A new, hot therapy is being promoted for a range of problems, especially among chiropractors. It’s called near-infrared laser therapy (NILT), and its enthusiastic practitioners say the noninvasive, benign-sounding treatment is good for victims of strokes and head injuries hoping to recover their motor function.
But as reported on MedPageToday.com, the evidence supporting such claims is “extremely scant.”
There are some animal experiments, some in vitro data and a few “isolated case reports” involving humans. But the two largest clinical trials of the procedure, which involved patients who had suffered ischemic stroke, failed. And the sponsor of those trials has declared bankruptcy.
The technology sounds promising: Studies have shown that electromagnetic radiation in the near-infrared – that’s the wavelength just beyond the limit of human vision – can affect cell and organism biology. Some, but not all of the changes it caused, explains MedPageToday, can be attributed to the heat generated by absorption of near-infrared radiation.
These effects include increased ATP synthesis in mitochondria, which, essentially, is the provision of energy to cells, sometimes called “energy currency.” The process is relevant especially to the central nervous system because insults to brain neurons, such as those resulting from stroke, can impair energy metabolism. So raising the cells’ energy levels, the thinking goes, might keep them functioning.
According to MedPageToday, a NILT device designed for a study on rabbits that delivered moderate doses of radiation proved to be safe and effective, in terms of preserving motor function, when they were administered up to about six hours after the onset of a stroke. That’s a longer period than the window for which thrombolytic drugs (which dissolve blood clots) generally are considered effective after someone’s had a stroke.
Several studies sponsored by a company called PhotoThera followed, including a series of randomized clinical trials. One involved patients recruited within 24 hours of the onset of an acute ischemic stroke. Twice as many patients were assigned to NILT as those given the sham treatment.
At 90 days after treatment, functional measures were significantly better in the NILT group, so another trial with a similar design was initiated. But it missed its primary endpoint of improvement; slightly more than 1 in 3 NILT patients achieved favorable outcomes, but so did slightly less than 1 in 3 controls. (An endpoint is the measure the researchers consider a successful outcome of the therapy undergoing trial – for example, a statistically significant improvement in overall survival.)

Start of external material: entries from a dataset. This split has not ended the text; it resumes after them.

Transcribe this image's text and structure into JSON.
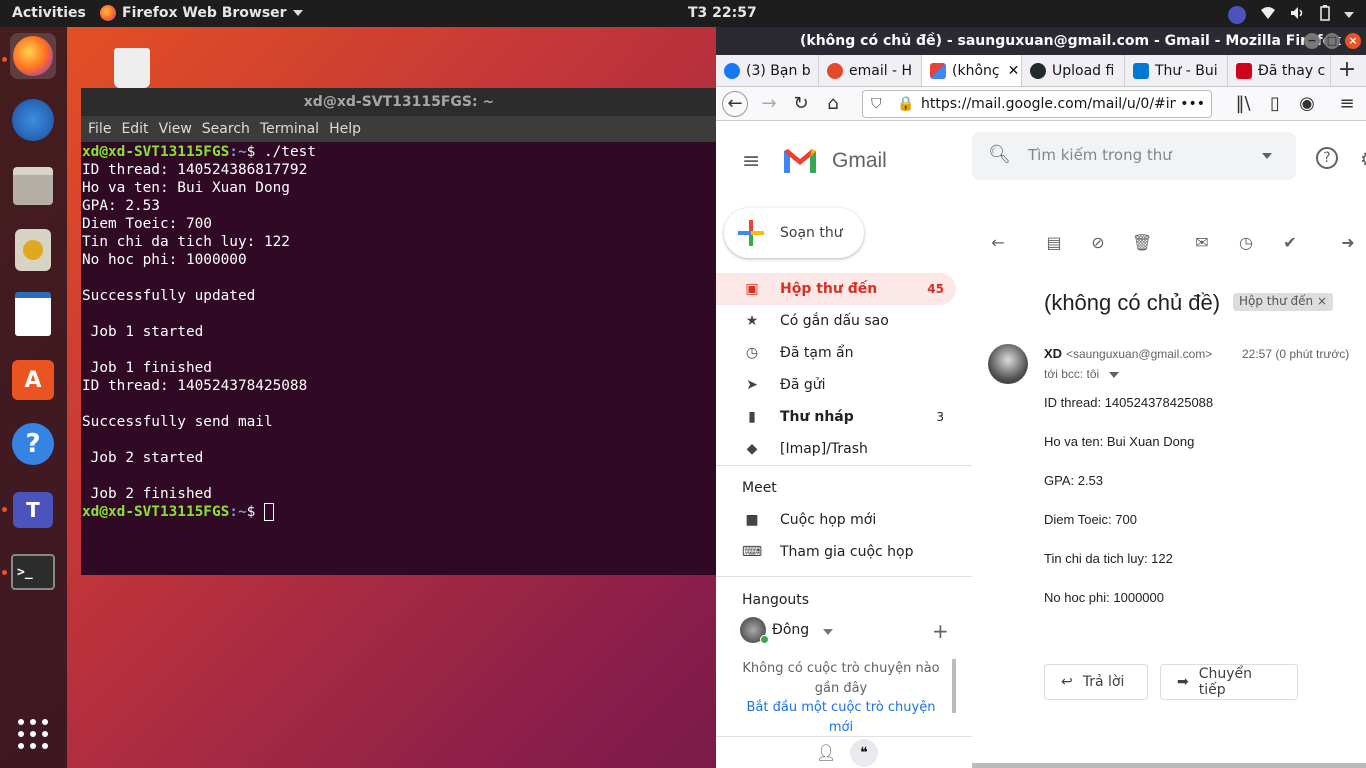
{
  "topbar": {
    "activities": "Activities",
    "app_menu": "Firefox Web Browser",
    "clock": "T3 22:57"
  },
  "terminal": {
    "title": "xd@xd-SVT13115FGS: ~",
    "menu": [
      "File",
      "Edit",
      "View",
      "Search",
      "Terminal",
      "Help"
    ],
    "prompt_user": "xd@xd-SVT13115FGS",
    "prompt_path": ":~",
    "command": "$ ./test",
    "lines": [
      "ID thread: 140524386817792",
      "Ho va ten: Bui Xuan Dong",
      "GPA: 2.53",
      "Diem Toeic: 700",
      "Tin chi da tich luy: 122",
      "No hoc phi: 1000000",
      "",
      "Successfully updated",
      "",
      " Job 1 started",
      "",
      " Job 1 finished",
      "ID thread: 140524378425088",
      "",
      "Successfully send mail",
      "",
      " Job 2 started",
      "",
      " Job 2 finished"
    ],
    "final_prompt_tail": "$ "
  },
  "firefox": {
    "window_title": "(không có chủ đề) - saunguxuan@gmail.com - Gmail - Mozilla Firefox",
    "tabs": [
      {
        "label": "(3) Bạn b",
        "color": "#1877f2"
      },
      {
        "label": "email - H",
        "color": "#e34a2a"
      },
      {
        "label": "(khônç",
        "color": "#ea4335"
      },
      {
        "label": "Upload fi",
        "color": "#24292e"
      },
      {
        "label": "Thư - Bui",
        "color": "#0078d4"
      },
      {
        "label": "Đã thay c",
        "color": "#d0021b"
      }
    ],
    "url": "https://mail.google.com/mail/u/0/#in"
  },
  "gmail": {
    "logo": "Gmail",
    "search_placeholder": "Tìm kiếm trong thư",
    "compose": "Soạn thư",
    "nav": [
      {
        "label": "Hộp thư đến",
        "count": "45",
        "icon": "inbox-icon"
      },
      {
        "label": "Có gắn dấu sao",
        "count": "",
        "icon": "star-icon"
      },
      {
        "label": "Đã tạm ẩn",
        "count": "",
        "icon": "clock-icon"
      },
      {
        "label": "Đã gửi",
        "count": "",
        "icon": "send-icon"
      },
      {
        "label": "Thư nháp",
        "count": "3",
        "icon": "draft-icon"
      },
      {
        "label": "[Imap]/Trash",
        "count": "",
        "icon": "label-icon"
      }
    ],
    "meet_title": "Meet",
    "meet_items": [
      "Cuộc họp mới",
      "Tham gia cuộc họp"
    ],
    "hangouts_title": "Hangouts",
    "hangouts_user": "Đông",
    "hangouts_empty": "Không có cuộc trò chuyện nào gần đây",
    "hangouts_start": "Bắt đầu một cuộc trò chuyện mới",
    "subject": "(không có chủ đề)",
    "label_chip": "Hộp thư đến",
    "sender_name": "XD",
    "sender_email": "<saunguxuan@gmail.com>",
    "time": "22:57 (0 phút trước)",
    "to": "tới bcc: tôi",
    "body": [
      "ID thread: 140524378425088",
      "Ho va ten: Bui Xuan Dong",
      "GPA: 2.53",
      "Diem Toeic: 700",
      "Tin chi da tich luy: 122",
      "No hoc phi: 1000000"
    ],
    "reply": "Trả lời",
    "forward": "Chuyển tiếp"
  },
  "colors": {
    "ubuntu_orange": "#e95420",
    "terminal_bg": "#300a24",
    "gmail_red": "#d93025"
  }
}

PhotoThera raised money for another trial, which began in late 2010 and was to be completed two years later. But no results were ever released, and the trial supposedly was shut down in October 2012, as MedPageToday reports, “for futility.” Last year, PhotoThera filed for bankruptcy.
The problem might have been that stroke indication wasn’t a good choice as the first application for NILT because the radiation must penetrate too deeply. In the rabbit studies, the radiation reached the entire brain, but human skulls are thicker, and their larger brains prevent the radiation from reaching beyond the outer layers, or not deep enough to affect motor function reliably.
NILT studies to help preserve or restore cognitive function in patients with traumatic brain injury are underway, and have been promising for improvements in cognition. And encouraging results have been reported with respect to Alzheimer’s disease, Parkinson’s disease and some other neurological conditions. But this science is young.
Devices for delivering NILT are FDA-approved for musculoskeletal pain, but the treatment might be simply as a heat source. That’s why they’re popular in physiotherapy clinics and chiropractic offices, which see lots of patients for treatment of pain.
Beware of practitioners who promote the technology for nonpain treatments. There’s no solid evidence it works, it’s costly and any intervention has the possibility to cause harm, although this nonionized radiation does not carry the potential harm of overdose injuries that ionized radiation, such as that imparted by X-rays, does.
If your health-care provider suggests NILT to treat your pain, ask, instead, for a hot pack.